### INPUT MATERIAL
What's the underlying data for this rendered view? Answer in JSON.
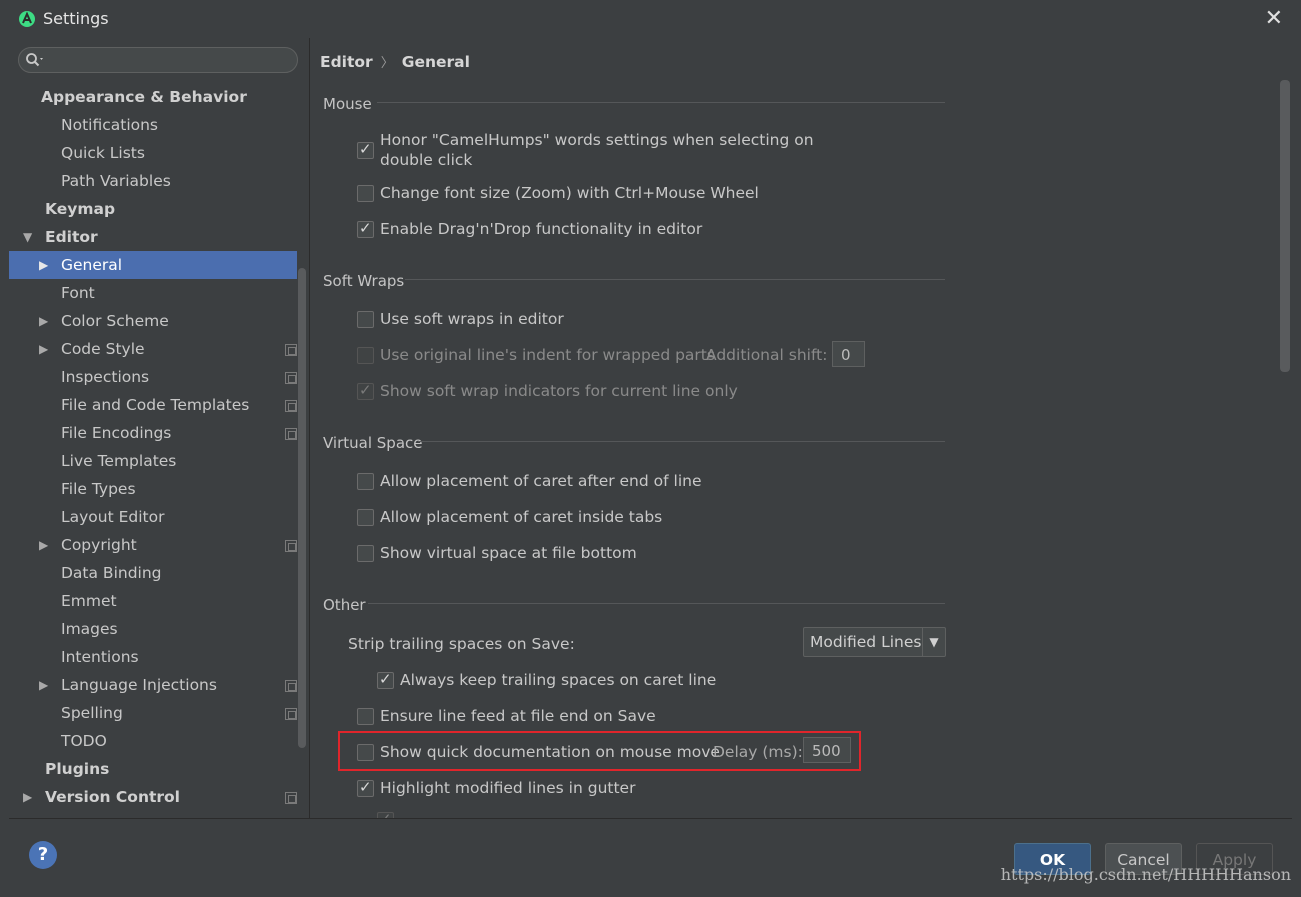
{
  "window": {
    "title": "Settings",
    "close_glyph": "✕"
  },
  "search": {
    "placeholder": ""
  },
  "sidebar": {
    "items": [
      {
        "label": "Appearance & Behavior",
        "level": 0,
        "bold": true,
        "arrow": "",
        "proj": false
      },
      {
        "label": "Notifications",
        "level": 1,
        "bold": false,
        "arrow": "",
        "proj": false
      },
      {
        "label": "Quick Lists",
        "level": 1,
        "bold": false,
        "arrow": "",
        "proj": false
      },
      {
        "label": "Path Variables",
        "level": 1,
        "bold": false,
        "arrow": "",
        "proj": false
      },
      {
        "label": "Keymap",
        "level": 0,
        "bold": true,
        "arrow": "",
        "proj": false
      },
      {
        "label": "Editor",
        "level": 0,
        "bold": true,
        "arrow": "▼",
        "proj": false
      },
      {
        "label": "General",
        "level": 1,
        "bold": false,
        "arrow": "▶",
        "proj": false,
        "selected": true
      },
      {
        "label": "Font",
        "level": 1,
        "bold": false,
        "arrow": "",
        "proj": false
      },
      {
        "label": "Color Scheme",
        "level": 1,
        "bold": false,
        "arrow": "▶",
        "proj": false
      },
      {
        "label": "Code Style",
        "level": 1,
        "bold": false,
        "arrow": "▶",
        "proj": true
      },
      {
        "label": "Inspections",
        "level": 1,
        "bold": false,
        "arrow": "",
        "proj": true
      },
      {
        "label": "File and Code Templates",
        "level": 1,
        "bold": false,
        "arrow": "",
        "proj": true
      },
      {
        "label": "File Encodings",
        "level": 1,
        "bold": false,
        "arrow": "",
        "proj": true
      },
      {
        "label": "Live Templates",
        "level": 1,
        "bold": false,
        "arrow": "",
        "proj": false
      },
      {
        "label": "File Types",
        "level": 1,
        "bold": false,
        "arrow": "",
        "proj": false
      },
      {
        "label": "Layout Editor",
        "level": 1,
        "bold": false,
        "arrow": "",
        "proj": false
      },
      {
        "label": "Copyright",
        "level": 1,
        "bold": false,
        "arrow": "▶",
        "proj": true
      },
      {
        "label": "Data Binding",
        "level": 1,
        "bold": false,
        "arrow": "",
        "proj": false
      },
      {
        "label": "Emmet",
        "level": 1,
        "bold": false,
        "arrow": "",
        "proj": false
      },
      {
        "label": "Images",
        "level": 1,
        "bold": false,
        "arrow": "",
        "proj": false
      },
      {
        "label": "Intentions",
        "level": 1,
        "bold": false,
        "arrow": "",
        "proj": false
      },
      {
        "label": "Language Injections",
        "level": 1,
        "bold": false,
        "arrow": "▶",
        "proj": true
      },
      {
        "label": "Spelling",
        "level": 1,
        "bold": false,
        "arrow": "",
        "proj": true
      },
      {
        "label": "TODO",
        "level": 1,
        "bold": false,
        "arrow": "",
        "proj": false
      },
      {
        "label": "Plugins",
        "level": 0,
        "bold": true,
        "arrow": "",
        "proj": false
      },
      {
        "label": "Version Control",
        "level": 0,
        "bold": true,
        "arrow": "▶",
        "proj": true
      }
    ]
  },
  "breadcrumb": {
    "parent": "Editor",
    "separator": "〉",
    "current": "General"
  },
  "mouse": {
    "title": "Mouse",
    "camelhumps_line1": "Honor \"CamelHumps\" words settings when selecting on",
    "camelhumps_line2": "double click",
    "zoom": "Change font size (Zoom) with Ctrl+Mouse Wheel",
    "dragdrop": "Enable Drag'n'Drop functionality in editor"
  },
  "softwraps": {
    "title": "Soft Wraps",
    "use": "Use soft wraps in editor",
    "indent": "Use original line's indent for wrapped parts",
    "shift_label": "Additional shift:",
    "shift_value": "0",
    "indicators": "Show soft wrap indicators for current line only"
  },
  "virtual": {
    "title": "Virtual Space",
    "after_end": "Allow placement of caret after end of line",
    "inside_tabs": "Allow placement of caret inside tabs",
    "file_bottom": "Show virtual space at file bottom"
  },
  "other": {
    "title": "Other",
    "strip_label": "Strip trailing spaces on Save:",
    "strip_value": "Modified Lines",
    "keep_trailing": "Always keep trailing spaces on caret line",
    "line_feed": "Ensure line feed at file end on Save",
    "quick_doc": "Show quick documentation on mouse move",
    "delay_label": "Delay (ms):",
    "delay_value": "500",
    "highlight_modified": "Highlight modified lines in gutter"
  },
  "buttons": {
    "help": "?",
    "ok": "OK",
    "cancel": "Cancel",
    "apply": "Apply"
  },
  "watermark": "https://blog.csdn.net/HHHHHanson",
  "colors": {
    "selection": "#4b6eaf",
    "highlight_box": "#e0252b",
    "ok_button": "#365880"
  }
}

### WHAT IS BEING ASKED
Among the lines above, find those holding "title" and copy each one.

### RESPONSE BOX
    "title": "Settings",
    "title": "Mouse",
    "title": "Soft Wraps",
    "title": "Virtual Space",
    "title": "Other",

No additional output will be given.